In August 2017, Pruitt announced that the agency had eliminated a monthslong backlog of new chemical cases that needed TSCA safety reviews, something the group had been trying to clear for some time.
When Pruitt was confirmed, the EPA had about 600 new chemicals that were “stuck” in the review process. What’s considered a normal caseload for the agency at one time is about 300 cases, and when Pruitt made the announcement, there were approximately 308 under current review, with an additional 74 that are labeled for “testing and long-term information gathering by submitters.”
At that time Pruitt also announced a number of plans and new measures regarding chemicals and the TSCA.
Just a month later, a federal appeals court ordered the EPA to revise standards that protect children against lead paint. That came to fruition a few weeks ago, when the agency released a proposal to lower the dust-lead hazard standards (the amount of lead that can be found in dust and dirt before it's considered a hazard).
And, just a few weeks prior to that, the EPA announced that it had decided to move forward with a ruling on paint-stripper methylene chloride, prohibiting the consumer and commercial use of the chemical.
What Happens Now
As Trump indicated in his tweet, beginning today (July 9) Andrew Wheeler will take over as acting administrator.
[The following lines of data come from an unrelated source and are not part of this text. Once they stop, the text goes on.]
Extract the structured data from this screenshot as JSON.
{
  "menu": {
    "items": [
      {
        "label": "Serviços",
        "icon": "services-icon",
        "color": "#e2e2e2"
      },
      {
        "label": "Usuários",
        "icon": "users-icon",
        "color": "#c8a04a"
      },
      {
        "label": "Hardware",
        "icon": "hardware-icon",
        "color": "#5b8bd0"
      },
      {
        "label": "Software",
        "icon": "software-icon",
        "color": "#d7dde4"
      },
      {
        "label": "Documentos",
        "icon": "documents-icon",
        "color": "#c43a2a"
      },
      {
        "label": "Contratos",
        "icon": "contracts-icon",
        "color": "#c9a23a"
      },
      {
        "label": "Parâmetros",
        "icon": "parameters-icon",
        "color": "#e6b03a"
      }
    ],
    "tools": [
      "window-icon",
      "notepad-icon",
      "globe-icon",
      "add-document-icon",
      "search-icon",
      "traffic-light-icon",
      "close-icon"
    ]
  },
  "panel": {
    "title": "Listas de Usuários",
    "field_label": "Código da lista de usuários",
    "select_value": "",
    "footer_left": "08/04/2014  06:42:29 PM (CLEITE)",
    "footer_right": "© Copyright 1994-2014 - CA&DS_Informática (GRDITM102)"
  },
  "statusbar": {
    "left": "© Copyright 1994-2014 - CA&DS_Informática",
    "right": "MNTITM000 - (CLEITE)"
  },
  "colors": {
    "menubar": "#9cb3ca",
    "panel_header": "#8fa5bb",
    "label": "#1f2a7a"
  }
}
Wheeler is a former lawyer and lobbyist for firm Faegre Baker Daniels, working primarily with clients in the fossil fuel industry, and is set to maintain Pruitt’s direction.